Indian Journal of Medical Microbiology Home 

[Download PDF]
Year : 2006  |  Volume : 24  |  Issue : 1  |  Page : 77--78

Dermatophytosis in Assam

SS Sen, ES Rasul 
 Department of Microbiology, Guwahati Medical College, Guwahati- 781 009, Assam, India

Correspondence Address:
E S Rasul
Department of Microbiology, Guwahati Medical College, Guwahati- 781 009, Assam

How to cite this article:
Sen S S, Rasul E S. Dermatophytosis in Assam.Indian J Med Microbiol 2006;24:77-78

How to cite this URL:
Sen S S, Rasul E S. Dermatophytosis in Assam. Indian J Med Microbiol [serial online] 2006 [cited 2021 Mar 8 ];24:77-78
Available from:

Full Text

Dear Editor,

The dermatophytoses constitute a group of superficial fungus infections of keratinised tissued, viz; the epidermis, hair and nails, caused by a closely related group of filamentous fungi, the dermatophytes. There are three genera of dermatophytes, Trichophyton, Microsporum and Epidermophyton .[1] Dermatophytosis is a common disease in tropical countries due to factors like heat and humidity. This part of Assam receives heavy rainfall during the monsoon months and the humidity remains high almost throughout the year. The high humidity and temperature provides a fertile ground for the abundant growth of dermatophytes. Dermatophytosis has been reported from different parts of India [2],[3],[4] but there are no reports from this part of Assam. The present study was therefore undertaken to determine the clinical pattern of dermatophytosis and species of dermatophyte prevalent here.

One hundred clinically suspected cases of dermatophytosis attending the dermatology out patient department of Guwahati Medical College Hospital, Guwahati during a one year period were studied. The age, sex, and clinical diagnosis of the patients were recorded. The most common clinical type of dermatophytosis observed in the present study was tinea corporis (48%) followed by tinea cruris (19%) and tinea unguium (11%). Infection was found to be common in adults aged 21 - 30 years (44%) and in males, the male to female ratio being 2.85: 1.

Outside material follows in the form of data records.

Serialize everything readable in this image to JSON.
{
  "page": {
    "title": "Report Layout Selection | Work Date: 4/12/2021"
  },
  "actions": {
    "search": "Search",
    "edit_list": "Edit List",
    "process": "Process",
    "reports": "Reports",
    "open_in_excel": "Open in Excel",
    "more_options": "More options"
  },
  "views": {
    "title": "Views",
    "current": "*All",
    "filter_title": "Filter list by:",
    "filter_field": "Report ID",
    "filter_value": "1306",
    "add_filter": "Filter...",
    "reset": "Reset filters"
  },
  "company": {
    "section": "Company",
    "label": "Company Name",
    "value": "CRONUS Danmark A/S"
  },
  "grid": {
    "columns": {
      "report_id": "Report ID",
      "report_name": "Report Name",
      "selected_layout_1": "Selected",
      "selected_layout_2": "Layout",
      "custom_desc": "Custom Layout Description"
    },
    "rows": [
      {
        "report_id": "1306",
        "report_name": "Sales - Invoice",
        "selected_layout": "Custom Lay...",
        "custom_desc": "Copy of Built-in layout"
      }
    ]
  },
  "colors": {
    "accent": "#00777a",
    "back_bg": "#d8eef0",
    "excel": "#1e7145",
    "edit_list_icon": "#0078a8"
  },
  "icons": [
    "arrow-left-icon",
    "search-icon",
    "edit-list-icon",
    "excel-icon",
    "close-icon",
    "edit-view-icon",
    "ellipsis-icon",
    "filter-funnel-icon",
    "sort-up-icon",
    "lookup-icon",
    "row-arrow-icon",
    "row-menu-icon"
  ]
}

Clinical material like skin scrpings, nail clippings and infected hair were collected from the patient and processed for mycological study. Direct microscopy was done using 10% potassium hydroxide solution and culture was carried out using Sabouraud dextrose agar (SDA) medium with chloramphenicol (0.05mg/mL) and cycloheximide (0.05mg/mL). Positive cultures were identified by studying colony characteristics, pigment production and microscopic examination in lactophenol cotton blue preparation. Special test like hair perforation test, urease production or slide culture were performed whenever necessary by standard techniques. [5] Forty nine (49%) cases were positive for fungal elements by direct microscopical examination. Culture was positive in 51 (51%) cases and of these four had no evidence of fungus by direct microscopy while two out of 49 culture negative cases were positive by direct microscopy. Five species of dermatophytes were isolated [Table 1].

Trichophyton rubrum was the most common aetiological agent isolated in this study (68.63%) which is in conformity with other reports. [2],[3],[4] It was followed by Trichophyton mentagrophyte (23.53%) and Epidermophyton floccosum (3.92%). Trichophyton violaceum and Trichophyton tonsurans were isolated one each (1.96%). No case of Microsporum was detected in the present study as also reported in several other studies.[3],[4] Dermatophytosis was seen to occur more (63%) during the hot and humid months of the year.

The present study has given us a clear insight into the mycological aspect of dermatophytosis in Assam and indicated no significant difference in the distribution of various species of dermatophytes in Assam as compared to other parts of India.


1Emmons CW, Bindford CH, Utz JP, Kwon-Chung KL. Editors. Dermatophytoses, Chapter 10. In : Medical Mycology, 3rd edn. Lea & Febiger: Philadelphia; 1977. p. 117-67.
2Gujarathi UK, Sivarajan K, Khubnani H. Dermatophytosis Loni. Indian J Med Microbiol 1996: 14: 116-7.
3Mohan U, Jindal N, Devi P. Dermatophytosis in Amristsar. Indian J Med Microbiol 1997; 15: 46.
4Mohanty JC, Mohanty SK, Sahoo RC, Sahoo A, Praharaj Ch. N. Incidence of Dermatophytosis in Orissa. Indian J Med Microbiol 1998: 16: 78-80.
5Forbes BA, Sahm DF, Weissfeld AS (Editors). Laboratory Methods in Basic Mycology, Chapter 53. In : Bailey and Scott's Diagnostic Microbiology, 11th Edn. Mosby: St. Louis; 2002. p. 711-97.